In the first public airing of her thesis research, Managing Director Carolyn Evans this week presented her work at the Australia and New Zealand Society of International Law Postgraduate Workshop, held in Canberra on the eve of the Society’s annual conference.
Using her experience in governance for government, commercial and nonprofit organisations, Carolyn presented her preliminary take on the conundrum at the centre of her work. That is, how to view the UN Security Council not as part of a quasi-world government (that needs to be reformulated in order to establish precise accountabilities), but as an organisation that already has accountabilities on which it cannot be said to be delivering (for example, to its members as would be implied in a general model of association).
Selected from higher degree research students at universities all over Australia and New Zealand, the workshop offered just a dozen students the opportunity to interact with mentors and colleagues.
Taking those ideas through to a completed thesis calls for a whole lot more coffee!

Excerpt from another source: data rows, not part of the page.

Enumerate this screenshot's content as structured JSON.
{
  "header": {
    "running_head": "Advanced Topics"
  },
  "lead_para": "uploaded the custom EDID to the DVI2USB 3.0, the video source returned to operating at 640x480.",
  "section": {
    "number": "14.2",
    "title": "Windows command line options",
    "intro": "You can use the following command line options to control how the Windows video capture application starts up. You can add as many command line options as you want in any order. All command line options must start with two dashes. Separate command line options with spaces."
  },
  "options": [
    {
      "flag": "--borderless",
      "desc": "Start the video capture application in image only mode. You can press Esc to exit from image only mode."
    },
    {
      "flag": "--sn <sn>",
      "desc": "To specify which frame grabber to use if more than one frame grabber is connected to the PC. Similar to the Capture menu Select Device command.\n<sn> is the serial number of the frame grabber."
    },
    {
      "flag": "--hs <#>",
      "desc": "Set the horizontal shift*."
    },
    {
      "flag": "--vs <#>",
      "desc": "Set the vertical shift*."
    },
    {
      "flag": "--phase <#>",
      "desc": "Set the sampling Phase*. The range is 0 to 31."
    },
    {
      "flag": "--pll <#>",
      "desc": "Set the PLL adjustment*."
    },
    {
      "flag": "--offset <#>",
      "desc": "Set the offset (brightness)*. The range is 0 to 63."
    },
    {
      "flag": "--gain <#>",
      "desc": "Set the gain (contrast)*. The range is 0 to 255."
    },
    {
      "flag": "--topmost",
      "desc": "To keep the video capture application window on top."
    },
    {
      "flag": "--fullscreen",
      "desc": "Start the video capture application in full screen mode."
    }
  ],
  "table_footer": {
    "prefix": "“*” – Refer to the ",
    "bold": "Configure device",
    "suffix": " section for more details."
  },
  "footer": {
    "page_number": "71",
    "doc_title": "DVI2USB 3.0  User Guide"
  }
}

Since the Security Council has responsibility for maintaining international peace and security, and in particular for regulating the use of force in international relations, the stakes could hardly be higher when they fail to deliver. Carolyn’s research goes further to look at whether UN members have done enough to play their part in developing an accountable pattern of conduct by the Security Council – however the UN might be described as an organisation.